▶

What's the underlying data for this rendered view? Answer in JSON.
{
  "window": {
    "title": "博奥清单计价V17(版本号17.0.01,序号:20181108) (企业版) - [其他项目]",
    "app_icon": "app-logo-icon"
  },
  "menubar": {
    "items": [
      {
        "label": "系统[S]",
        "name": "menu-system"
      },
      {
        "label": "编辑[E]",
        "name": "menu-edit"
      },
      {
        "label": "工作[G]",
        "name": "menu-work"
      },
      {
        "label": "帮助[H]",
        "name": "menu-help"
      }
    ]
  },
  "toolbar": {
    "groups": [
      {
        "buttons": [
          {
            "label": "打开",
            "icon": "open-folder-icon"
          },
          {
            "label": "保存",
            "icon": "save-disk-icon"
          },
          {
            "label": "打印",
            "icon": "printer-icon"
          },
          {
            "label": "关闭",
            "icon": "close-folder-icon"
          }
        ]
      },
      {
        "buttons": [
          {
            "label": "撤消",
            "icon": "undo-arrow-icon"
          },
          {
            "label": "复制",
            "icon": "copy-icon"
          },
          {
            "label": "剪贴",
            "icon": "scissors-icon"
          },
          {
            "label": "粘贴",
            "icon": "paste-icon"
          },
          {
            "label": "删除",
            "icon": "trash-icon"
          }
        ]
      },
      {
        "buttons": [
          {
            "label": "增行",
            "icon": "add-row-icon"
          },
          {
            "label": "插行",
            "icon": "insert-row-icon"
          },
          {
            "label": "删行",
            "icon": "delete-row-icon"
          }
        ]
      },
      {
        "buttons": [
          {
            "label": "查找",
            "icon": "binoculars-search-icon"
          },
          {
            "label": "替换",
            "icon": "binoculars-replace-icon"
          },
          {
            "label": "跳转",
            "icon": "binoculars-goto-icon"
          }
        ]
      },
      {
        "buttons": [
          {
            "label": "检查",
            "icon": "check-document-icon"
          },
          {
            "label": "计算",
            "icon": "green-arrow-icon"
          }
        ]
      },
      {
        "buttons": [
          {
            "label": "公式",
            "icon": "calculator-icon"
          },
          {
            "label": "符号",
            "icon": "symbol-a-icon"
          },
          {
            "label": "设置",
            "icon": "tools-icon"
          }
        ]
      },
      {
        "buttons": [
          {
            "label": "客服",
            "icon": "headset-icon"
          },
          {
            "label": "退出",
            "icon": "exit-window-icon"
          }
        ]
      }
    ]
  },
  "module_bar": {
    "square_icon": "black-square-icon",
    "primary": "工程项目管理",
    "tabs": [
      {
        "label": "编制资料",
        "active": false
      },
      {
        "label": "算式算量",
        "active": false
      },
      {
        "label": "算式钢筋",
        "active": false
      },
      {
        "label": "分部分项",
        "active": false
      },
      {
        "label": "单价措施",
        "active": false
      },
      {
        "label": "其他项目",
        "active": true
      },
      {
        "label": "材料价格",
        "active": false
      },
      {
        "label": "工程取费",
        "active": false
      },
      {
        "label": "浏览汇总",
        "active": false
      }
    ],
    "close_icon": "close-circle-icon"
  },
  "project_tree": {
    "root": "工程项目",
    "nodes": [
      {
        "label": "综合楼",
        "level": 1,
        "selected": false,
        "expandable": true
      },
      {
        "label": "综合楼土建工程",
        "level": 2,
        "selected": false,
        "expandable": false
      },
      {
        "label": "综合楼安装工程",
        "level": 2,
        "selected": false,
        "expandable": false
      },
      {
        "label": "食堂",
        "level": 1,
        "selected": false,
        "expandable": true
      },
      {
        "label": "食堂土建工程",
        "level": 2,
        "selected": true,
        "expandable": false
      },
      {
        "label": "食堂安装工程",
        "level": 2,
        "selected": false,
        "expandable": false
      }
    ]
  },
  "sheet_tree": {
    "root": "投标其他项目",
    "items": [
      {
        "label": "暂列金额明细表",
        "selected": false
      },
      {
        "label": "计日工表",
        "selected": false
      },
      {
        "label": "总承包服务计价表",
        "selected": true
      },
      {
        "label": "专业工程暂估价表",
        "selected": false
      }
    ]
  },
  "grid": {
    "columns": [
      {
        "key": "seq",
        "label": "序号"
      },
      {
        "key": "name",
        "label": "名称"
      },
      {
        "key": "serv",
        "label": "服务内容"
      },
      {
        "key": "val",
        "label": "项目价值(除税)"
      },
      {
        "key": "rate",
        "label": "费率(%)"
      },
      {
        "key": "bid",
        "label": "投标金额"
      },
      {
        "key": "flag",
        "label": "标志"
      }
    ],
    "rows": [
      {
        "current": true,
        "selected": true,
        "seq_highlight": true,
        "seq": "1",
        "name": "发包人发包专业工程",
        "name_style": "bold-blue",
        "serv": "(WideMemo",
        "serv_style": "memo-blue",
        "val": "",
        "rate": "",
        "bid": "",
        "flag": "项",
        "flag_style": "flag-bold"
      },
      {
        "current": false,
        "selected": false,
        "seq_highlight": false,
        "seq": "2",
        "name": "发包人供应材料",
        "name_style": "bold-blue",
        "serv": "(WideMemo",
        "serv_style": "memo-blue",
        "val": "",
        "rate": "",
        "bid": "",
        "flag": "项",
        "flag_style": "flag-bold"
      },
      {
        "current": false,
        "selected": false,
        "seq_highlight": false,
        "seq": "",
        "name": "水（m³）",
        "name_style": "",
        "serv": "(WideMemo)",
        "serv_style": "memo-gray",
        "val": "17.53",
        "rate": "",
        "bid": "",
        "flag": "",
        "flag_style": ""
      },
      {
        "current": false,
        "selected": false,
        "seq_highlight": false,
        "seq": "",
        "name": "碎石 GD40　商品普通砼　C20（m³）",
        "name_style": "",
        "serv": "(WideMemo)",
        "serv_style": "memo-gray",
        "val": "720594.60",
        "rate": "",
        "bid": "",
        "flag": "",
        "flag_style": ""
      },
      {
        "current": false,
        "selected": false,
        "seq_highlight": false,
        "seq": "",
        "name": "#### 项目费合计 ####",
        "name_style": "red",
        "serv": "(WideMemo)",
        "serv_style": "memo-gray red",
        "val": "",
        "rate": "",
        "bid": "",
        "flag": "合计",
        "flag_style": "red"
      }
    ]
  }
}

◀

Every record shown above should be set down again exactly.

# [ANSWER AREA]
What's the underlying data for this rendered view? Answer in JSON.
{
  "window": {
    "title": "博奥清单计价V17(版本号17.0.01,序号:20181108) (企业版) - [其他项目]",
    "app_icon": "app-logo-icon"
  },
  "menubar": {
    "items": [
      {
        "label": "系统[S]",
        "name": "menu-system"
      },
      {
        "label": "编辑[E]",
        "name": "menu-edit"
      },
      {
        "label": "工作[G]",
        "name": "menu-work"
      },
      {
        "label": "帮助[H]",
        "name": "menu-help"
      }
    ]
  },
  "toolbar": {
    "groups": [
      {
        "buttons": [
          {
            "label": "打开",
            "icon": "open-folder-icon"
          },
          {
            "label": "保存",
            "icon": "save-disk-icon"
          },
          {
            "label": "打印",
            "icon": "printer-icon"
          },
          {
            "label": "关闭",
            "icon": "close-folder-icon"
          }
        ]
      },
      {
        "buttons": [
          {
            "label": "撤消",
            "icon": "undo-arrow-icon"
          },
          {
            "label": "复制",
            "icon": "copy-icon"
          },
          {
            "label": "剪贴",
            "icon": "scissors-icon"
          },
          {
            "label": "粘贴",
            "icon": "paste-icon"
          },
          {
            "label": "删除",
            "icon": "trash-icon"
          }
        ]
      },
      {
        "buttons": [
          {
            "label": "增行",
            "icon": "add-row-icon"
          },
          {
            "label": "插行",
            "icon": "insert-row-icon"
          },
          {
            "label": "删行",
            "icon": "delete-row-icon"
          }
        ]
      },
      {
        "buttons": [
          {
            "label": "查找",
            "icon": "binoculars-search-icon"
          },
          {
            "label": "替换",
            "icon": "binoculars-replace-icon"
          },
          {
            "label": "跳转",
            "icon": "binoculars-goto-icon"
          }
        ]
      },
      {
        "buttons": [
          {
            "label": "检查",
            "icon": "check-document-icon"
          },
          {
            "label": "计算",
            "icon": "green-arrow-icon"
          }
        ]
      },
      {
        "buttons": [
          {
            "label": "公式",
            "icon": "calculator-icon"
          },
          {
            "label": "符号",
            "icon": "symbol-a-icon"
          },
          {
            "label": "设置",
            "icon": "tools-icon"
          }
        ]
      },
      {
        "buttons": [
          {
            "label": "客服",
            "icon": "headset-icon"
          },
          {
            "label": "退出",
            "icon": "exit-window-icon"
          }
        ]
      }
    ]
  },
  "module_bar": {
    "square_icon": "black-square-icon",
    "primary": "工程项目管理",
    "tabs": [
      {
        "label": "编制资料",
        "active": false
      },
      {
        "label": "算式算量",
        "active": false
      },
      {
        "label": "算式钢筋",
        "active": false
      },
      {
        "label": "分部分项",
        "active": false
      },
      {
        "label": "单价措施",
        "active": false
      },
      {
        "label": "其他项目",
        "active": true
      },
      {
        "label": "材料价格",
        "active": false
      },
      {
        "label": "工程取费",
        "active": false
      },
      {
        "label": "浏览汇总",
        "active": false
      }
    ],
    "close_icon": "close-circle-icon"
  },
  "project_tree": {
    "root": "工程项目",
    "nodes": [
      {
        "label": "综合楼",
        "level": 1,
        "selected": false,
        "expandable": true
      },
      {
        "label": "综合楼土建工程",
        "level": 2,
        "selected": false,
        "expandable": false
      },
      {
        "label": "综合楼安装工程",
        "level": 2,
        "selected": false,
        "expandable": false
      },
      {
        "label": "食堂",
        "level": 1,
        "selected": false,
        "expandable": true
      },
      {
        "label": "食堂土建工程",
        "level": 2,
        "selected": true,
        "expandable": false
      },
      {
        "label": "食堂安装工程",
        "level": 2,
        "selected": false,
        "expandable": false
      }
    ]
  },
  "sheet_tree": {
    "root": "投标其他项目",
    "items": [
      {
        "label": "暂列金额明细表",
        "selected": false
      },
      {
        "label": "计日工表",
        "selected": false
      },
      {
        "label": "总承包服务计价表",
        "selected": true
      },
      {
        "label": "专业工程暂估价表",
        "selected": false
      }
    ]
  },
  "grid": {
    "columns": [
      {
        "key": "seq",
        "label": "序号"
      },
      {
        "key": "name",
        "label": "名称"
      },
      {
        "key": "serv",
        "label": "服务内容"
      },
      {
        "key": "val",
        "label": "项目价值(除税)"
      },
      {
        "key": "rate",
        "label": "费率(%)"
      },
      {
        "key": "bid",
        "label": "投标金额"
      },
      {
        "key": "flag",
        "label": "标志"
      }
    ],
    "rows": [
      {
        "current": true,
        "selected": true,
        "seq_highlight": true,
        "seq": "1",
        "name": "发包人发包专业工程",
        "name_style": "bold-blue",
        "serv": "(WideMemo",
        "serv_style": "memo-blue",
        "val": "",
        "rate": "",
        "bid": "",
        "flag": "项",
        "flag_style": "flag-bold"
      },
      {
        "current": false,
        "selected": false,
        "seq_highlight": false,
        "seq": "2",
        "name": "发包人供应材料",
        "name_style": "bold-blue",
        "serv": "(WideMemo",
        "serv_style": "memo-blue",
        "val": "",
        "rate": "",
        "bid": "",
        "flag": "项",
        "flag_style": "flag-bold"
      },
      {
        "current": false,
        "selected": false,
        "seq_highlight": false,
        "seq": "",
        "name": "水（m³）",
        "name_style": "",
        "serv": "(WideMemo)",
        "serv_style": "memo-gray",
        "val": "17.53",
        "rate": "",
        "bid": "",
        "flag": "",
        "flag_style": ""
      },
      {
        "current": false,
        "selected": false,
        "seq_highlight": false,
        "seq": "",
        "name": "碎石 GD40　商品普通砼　C20（m³）",
        "name_style": "",
        "serv": "(WideMemo)",
        "serv_style": "memo-gray",
        "val": "720594.60",
        "rate": "",
        "bid": "",
        "flag": "",
        "flag_style": ""
      },
      {
        "current": false,
        "selected": false,
        "seq_highlight": false,
        "seq": "",
        "name": "#### 项目费合计 ####",
        "name_style": "red",
        "serv": "(WideMemo)",
        "serv_style": "memo-gray red",
        "val": "",
        "rate": "",
        "bid": "",
        "flag": "合计",
        "flag_style": "red"
      }
    ]
  }
}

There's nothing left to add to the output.